One of the senior U.S. intelligence officials who discussed the matter cautioned against concluding that a single piece of information, or "Rosetta stone," had surfaced. Instead, the officials pointed to a number of developments, including Tehran's decision to allow foreign journalists to visit the country's nuclear facility at Natanz last summer.
The centrifuges at Natanz are designed to produce low-enriched uranium, officials said, which is not suitable for nuclear weapons. But intelligence officials said that the expertise that Iranian scientists had developed working with those centrifuges could be exported to other facilities designed to make weapons-grade material.
Advocates of diplomacy seized on the new Iran report, saying that it makes a compelling case against military intervention.

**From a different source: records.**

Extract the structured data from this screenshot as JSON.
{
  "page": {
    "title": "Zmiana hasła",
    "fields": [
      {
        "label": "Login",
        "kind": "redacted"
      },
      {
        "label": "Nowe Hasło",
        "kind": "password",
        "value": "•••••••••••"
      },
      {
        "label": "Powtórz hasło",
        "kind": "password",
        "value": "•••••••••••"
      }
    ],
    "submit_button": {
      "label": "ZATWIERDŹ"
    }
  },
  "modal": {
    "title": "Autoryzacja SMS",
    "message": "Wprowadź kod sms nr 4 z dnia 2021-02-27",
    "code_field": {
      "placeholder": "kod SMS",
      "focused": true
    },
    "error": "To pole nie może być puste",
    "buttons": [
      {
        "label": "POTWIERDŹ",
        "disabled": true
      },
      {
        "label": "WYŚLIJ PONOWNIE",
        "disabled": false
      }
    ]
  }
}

"This is a blockbuster development and requires a wholesale reevaluation of U.S. policy," said Jon B. Wolfsthal, senior fellow at the Center for Strategic and International Studies. "This NIE suggests that outside pressure has turned off Iran's nuclear weapons program. This is the piece of evidence that was missed in the case of Iraq."
But proponents of a more forceful approach with Iran scoffed at the suggestion that diplomacy could dissuade the country from its nuclear ambitions.
Developing nuclear weapons "is a strategic decision they've been pursuing for 20 years," said John R. Bolton, formerly the Bush administration's ambassador to the United Nations. To give weight to a single intelligence estimate, he said, "would be a mistake."
Asked what effect the document might have on the debate within the Bush administration, Bolton said: "There really isn't any debate. Secretary Rice and Secretary Gates have fundamentally won. This is an NIE very conveniently teed up for what the administration has been doing."
In some respects, however, the intelligence estimate could be viewed as providing evidence that the aggressive policies of the Bush administration were effective in putting pressure on Tehran.
Senior intelligence officials said they could not establish that it was directly a result of Washington's policies, noting that Iran appears to have halted its program around the time of the U.S. invasion of Iraq, Libya's decision to abandon its nuclear program, and the unraveling of the nuclear proliferation network led by Pakistani scientist Abdul Qadeer Khan.
These things "created an atmosphere that clearly led to this decision" by Iran, said one of the senior U.S. intelligence officials.
Officials said the evidence was clearer that international pressure and the threat of isolation pushed Iran to halt the program.
The intelligence estimate concludes that Iran's military was pursuing nuclear weapons until the fall of 2003 as part of a program that was kept secret from the international community for decades.
Iran probably would use covert facilities, not those that it has declared to international inspectors, for the production of highly enriched uranium for a weapon, the report said.
"We assess with high confidence that Iran has the scientific, technical and industrial capacity eventually to produce nuclear weapons if it decides to do so," the report concludes, noting that "only an Iranian political decision to abandon a nuclear weapons objective would plausibly keep Iran from" eventually doing so.
Donald M. Kerr, the second-ranking U.S. intelligence official, said the U.S. government decided to release the key findings because they had changed so significantly from previous releases and public testimony from top intelligence officials.
"Since our understanding of Iran's capabilities has changed, we felt it was important to release this information," Kerr said.
Times staff writers Maggie Farley at the United Nations and Julian E. Barnes and Bob Drogin in Washington contributed to this report.